If you’re interested in optimizing your health and fitness—and even slowing down the aging process—you’ll benefit from an understanding of anabolism and catabolism. Although you may not be familiar with these terms, they are the basic metabolic activities that manage your life energy and health. Addressing anabolic and catabolic processes is a fundamental aspect of my approach to supporting people in enhancing their health and vitality.
In a recent article published in Medscape, the authors state that antioxidants are not only useless in preventing cancer, but quite possibly promote cancer growth. The target audience for this article is primary care clinicians, oncologists, nurses, and other clinicians who care for patients at risk for cancer, with the purported goal of providing “medical news to primary care clinicians and other healthcare professionals in order to enhance patient care.”
I find this article disturbing, to say the least. Here’s why:
1) The article is blatantly biased. The authors point out only the few studies that have concluded negative results, while totally ignoring all of the positive studies—of which there are several hundred, or more. I do not understand how in good conscience they can skew the research findings in this way. Furthermore, I’m not certain of what they have to gain from this inaccurate representation of the total body of research available.
2) Their theory of antioxidants in relationship to cancer is completely wrong. The studies they use for their findings involve mostly synthetic forms of vitamin or mineral isolates. This is far removed from nature, and something I would never recommend. It’s essential to understand that the negative impact and possible increase in cancer incidence is related to a substance being a ‘PRO-OXIDANT’ and not an anti-oxidant. For example, high doses of vitamin C, K-3, beta-carotene, and E are all pro-oxidative when used as isolates, in high doses, and in certain conditions. It’s well established that smokers who take synthetic beta-carotene have an increased incidence of lung cancer. This does not mean that antioxidants cause cancer.
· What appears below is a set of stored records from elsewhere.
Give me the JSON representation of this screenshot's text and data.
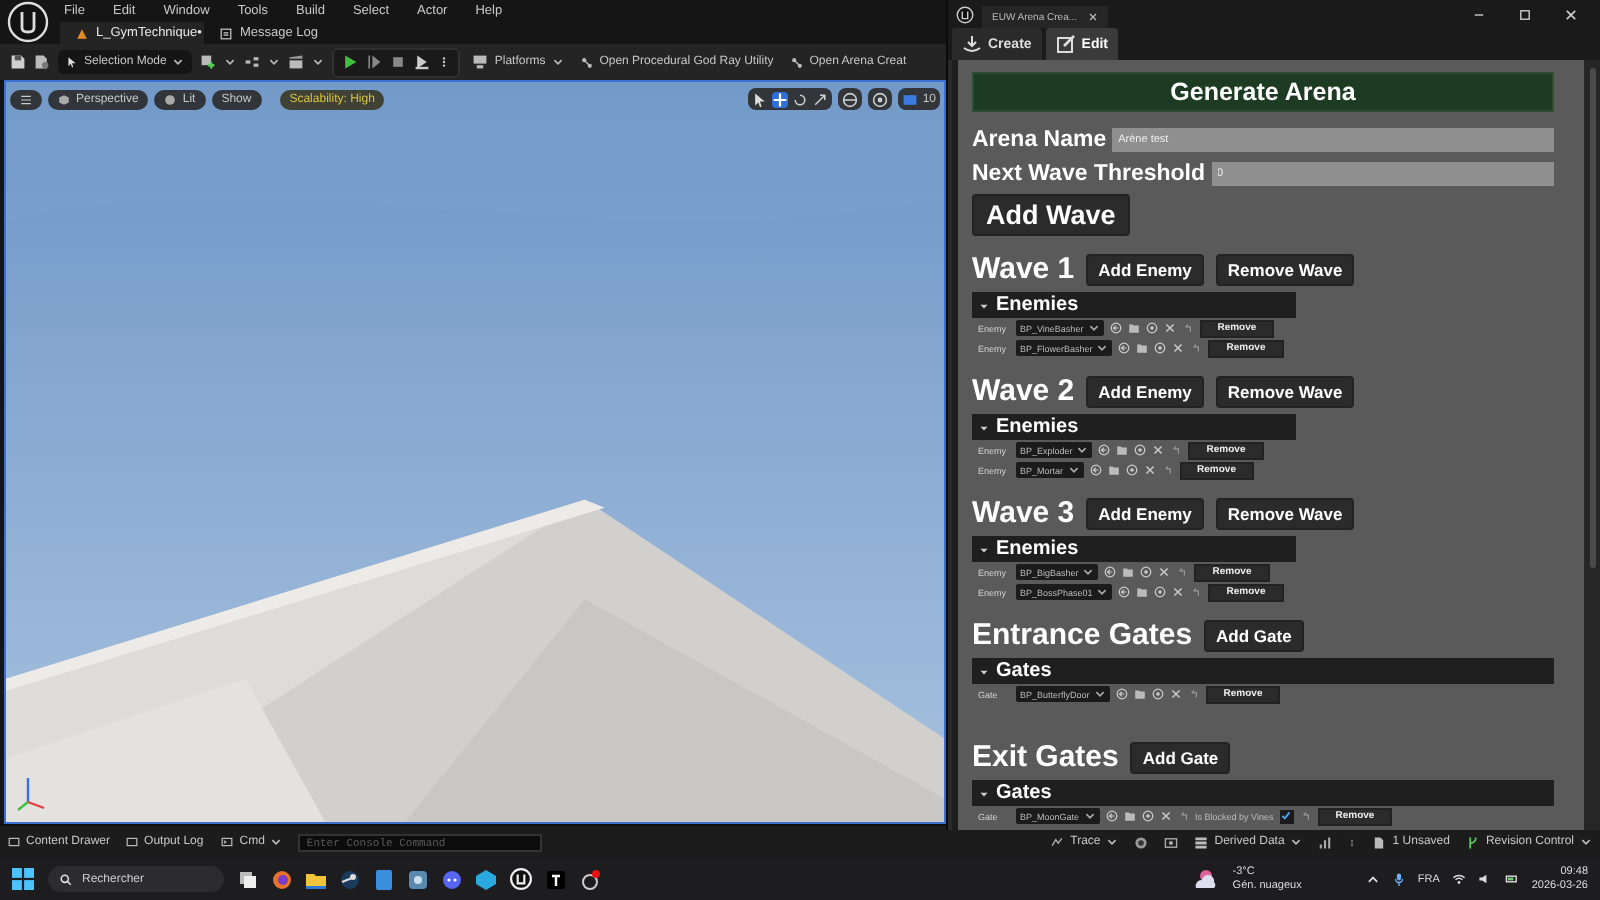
{
  "menu": [
    "File",
    "Edit",
    "Window",
    "Tools",
    "Build",
    "Select",
    "Actor",
    "Help"
  ],
  "doc_tabs": [
    {
      "label": "L_GymTechnique•",
      "selected": true
    },
    {
      "label": "Message Log",
      "selected": false
    }
  ],
  "toolbar": {
    "mode": "Selection Mode",
    "platforms": "Platforms",
    "utilities": [
      "Open Procedural God Ray Utility",
      "Open Arena Creat"
    ]
  },
  "viewport": {
    "perspective": "Perspective",
    "lighting": "Lit",
    "show": "Show",
    "scalability": "Scalability: High",
    "camera_speed": "10"
  },
  "status_bar": {
    "left": [
      "Content Drawer",
      "Output Log"
    ],
    "cmd": "Cmd",
    "console_placeholder": "Enter Console Command",
    "trace": "Trace",
    "derived_data": "Derived Data",
    "unsaved": "1 Unsaved",
    "revision_control": "Revision Control"
  },
  "panel": {
    "title": "EUW Arena Crea...",
    "tabs": [
      {
        "label": "Create",
        "selected": false
      },
      {
        "label": "Edit",
        "selected": true
      }
    ],
    "generate_button": "Generate Arena",
    "fields": [
      {
        "label": "Arena Name",
        "value": "Arène test"
      },
      {
        "label": "Next Wave Threshold",
        "value": "0"
      }
    ],
    "add_wave_button": "Add Wave",
    "sections": [
      {
        "kind": "wave",
        "title": "Wave 1",
        "add_button": "Add Enemy",
        "remove_button": "Remove Wave",
        "list": {
          "title": "Enemies",
          "expanded": true,
          "rows": [
            {
              "label": "Enemy",
              "asset": "BP_VineBasher",
              "remove": "Remove"
            },
            {
              "label": "Enemy",
              "asset": "BP_FlowerBasher",
              "remove": "Remove"
            }
          ]
        }
      },
      {
        "kind": "wave",
        "title": "Wave 2",
        "add_button": "Add Enemy",
        "remove_button": "Remove Wave",
        "list": {
          "title": "Enemies",
          "expanded": true,
          "rows": [
            {
              "label": "Enemy",
              "asset": "BP_Exploder",
              "remove": "Remove"
            },
            {
              "label": "Enemy",
              "asset": "BP_Mortar",
              "remove": "Remove"
            }
          ]
        }
      },
      {
        "kind": "wave",
        "title": "Wave 3",
        "add_button": "Add Enemy",
        "remove_button": "Remove Wave",
        "list": {
          "title": "Enemies",
          "expanded": true,
          "rows": [
            {
              "label": "Enemy",
              "asset": "BP_BigBasher",
              "remove": "Remove"
            },
            {
              "label": "Enemy",
              "asset": "BP_BossPhase01",
              "remove": "Remove"
            }
          ]
        }
      },
      {
        "kind": "gates",
        "title": "Entrance Gates",
        "add_button": "Add Gate",
        "list": {
          "title": "Gates",
          "expanded": true,
          "rows": [
            {
              "label": "Gate",
              "asset": "BP_ButterflyDoor",
              "remove": "Remove"
            }
          ]
        }
      },
      {
        "kind": "gates",
        "title": "Exit Gates",
        "add_button": "Add Gate",
        "list": {
          "title": "Gates",
          "expanded": true,
          "rows": [
            {
              "label": "Gate",
              "asset": "BP_MoonGate",
              "option": "Is Blocked by Vines",
              "checked": true,
              "remove": "Remove"
            }
          ]
        }
      }
    ]
  },
  "taskbar": {
    "search_placeholder": "Rechercher",
    "temperature": "-3°C",
    "weather": "Gén. nuageux",
    "language": "FRA",
    "time": "09:48",
    "date": "2026-03-26"
  }
}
3) Details matter! It raises my ire when people use the word antioxidant in a general way. What specifically are they talking about? For example, the researchers for this article refer to the SELECT trial. Let’s explore this in a bit more depth to understand what the trial really reveals about antioxidants.
Not so long ago, hormone replacement therapy (HRT) was routinely prescribed for menopausal women to alleviate menopausal symptoms such as hot flashes and insomnia, as well as to protect against osteoporosis, heart disease, dementia and aging. Even women who were content to age naturally were sometimes pushed into taking hormones. For example, my mother decided against hormones, and was told by her doctor, “All right then, you can just let your skin sag and watch your body age quickly.” Unfortunately for women, hormone replacement turned out to have unexpected negative consequences, as long-term clinical studies showed that HRT increased the risk of cardiovascular disease, stroke, blood clots, and hormone-related cancers such as breast and ovarian cancer—even with short-term use. HRT is also associated with a significant increase in lung cancer and death from lung cancer. It’s almost unthinkable, but HRT has even been prescribed for women with breast cancer, with the result being double the reoccurrence rate of cancer (J Natl Cancer Inst 2008; 100: 475-482).